Iraq Approves Gas Deal with Shell

June 29, 2010 - 10:39 AM
Iraq has approved a $17 billion joint venture project with Royal Dutch Shell PLC to tap associated natural gas in four southern oil fields, the government announced Tuesday in its latest push to develop an oil sector battered by years of neglect and war.

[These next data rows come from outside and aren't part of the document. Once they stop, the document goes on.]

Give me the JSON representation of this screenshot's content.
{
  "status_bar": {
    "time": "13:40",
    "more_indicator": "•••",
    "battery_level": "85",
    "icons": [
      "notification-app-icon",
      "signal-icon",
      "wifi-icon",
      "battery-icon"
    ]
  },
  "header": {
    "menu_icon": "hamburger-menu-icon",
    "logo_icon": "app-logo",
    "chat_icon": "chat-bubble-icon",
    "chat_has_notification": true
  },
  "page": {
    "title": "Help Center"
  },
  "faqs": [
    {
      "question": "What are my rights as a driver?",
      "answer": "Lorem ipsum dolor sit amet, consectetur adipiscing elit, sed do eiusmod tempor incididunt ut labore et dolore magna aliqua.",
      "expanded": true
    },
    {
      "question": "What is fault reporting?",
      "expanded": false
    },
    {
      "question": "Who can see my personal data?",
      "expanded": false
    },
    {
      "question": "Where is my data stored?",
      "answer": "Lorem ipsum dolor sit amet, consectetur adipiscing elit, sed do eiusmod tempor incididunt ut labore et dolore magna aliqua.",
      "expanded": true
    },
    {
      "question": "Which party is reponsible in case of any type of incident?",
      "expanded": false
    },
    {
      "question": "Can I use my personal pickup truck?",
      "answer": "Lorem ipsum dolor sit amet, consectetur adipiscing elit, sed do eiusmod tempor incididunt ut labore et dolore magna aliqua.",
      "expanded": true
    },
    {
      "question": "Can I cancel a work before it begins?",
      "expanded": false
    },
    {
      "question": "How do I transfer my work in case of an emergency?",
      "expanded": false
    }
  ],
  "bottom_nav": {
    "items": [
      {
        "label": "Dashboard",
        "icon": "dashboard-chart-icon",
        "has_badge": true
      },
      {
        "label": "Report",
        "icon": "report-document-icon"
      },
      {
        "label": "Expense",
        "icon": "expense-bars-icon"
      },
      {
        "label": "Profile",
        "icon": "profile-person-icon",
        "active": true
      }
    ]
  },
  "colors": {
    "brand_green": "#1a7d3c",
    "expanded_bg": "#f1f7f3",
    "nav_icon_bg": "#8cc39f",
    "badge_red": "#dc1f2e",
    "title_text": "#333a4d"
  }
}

Baghdad (AP) - Iraq has approved a $17 billion joint venture project with Royal Dutch Shell PLC to tap associated natural gas in four southern oil fields, the government announced Tuesday in its latest push to develop an oil sector battered by years of neglect and war.
 
The deal is expected to be a key part of the government's strategy to alleviate its power generation woes as chronic power outages have led to sometimes violent protests over the past few weeks.
 
Under the deal, Iraq will hold a 51 percent stake in the new Basra Gas Company while Shell will hold a 44 percent share. Japan's Mitsubishi Corp. will hold the remaining five percent stake in the company, according to a government statement. It did not say when the final signing will be.
 
Iraq, which is home to the world's third largest proven reserves of conventional crude oil, sits on an estimated 112 trillion cubic feet of natural gas reserves. Of the 1.5 billion cubic feet per day of gas it produces, almost half is burned off at the wells.
 
The deal, which is Shell's third in Iraq since the 2003 U.S.-led invasion, was designed to tap all the associated gas in Iraq's oil rich southern province of Basra. It was later amended, however, to include the four oil fields that were among the 11 fields awarded to foreign oil companies in two bidding rounds last year.
 
Thamir al-Ghadhban, the Iraqi prime minister's chief adviser on energy, said the latest deal is worth about $17 billion, including $5 billion of existing infrastructure assets.
 
The project also marks a major step in Iraq's effort to capture and put to use for generating electricity the natural gas that has routinely been burned off - or flared - at the fields because the country lacks the necessary infrastructure to bring the gas to market.
 
Officials see the capture of the gas as an important step in dealing with chronic power cuts that have recently led to protests, including one that left two dead in Basra and forced the electricity minister to resign.
 
Since the 2003 U.S.-led invasion, the government has spent billions working to rebuild Iraq's national electrical grid, which was in poor shape because of various wars over the past decades. Most Iraqis only receive between five to seven hours of power a day.
 
Last May, with an eye on boosting gas output, Iraq invited international energy companies to bid to develop three untapped gas fields in an auction set for Sept. 1.
 
Once these fields are brought online, the production will be used to meet Iraq's growing energy needs as well as possibly exporting to neighboring countries or the European Union.
 
Iraq's latest five-year plan, approved in April, forecasts crude oil output growing to 4.5 million barrels per day by 2014, from the current 2.4 million barrels per day. Oil exports are forecast to grow to 3.1 million by the same year, compared to roughly 2 million barrels per day now.
 
It also plans to produce 2.75 billion cubic feet a day of gas by 2014, with the increase coming mainly from the fields to be auctioned.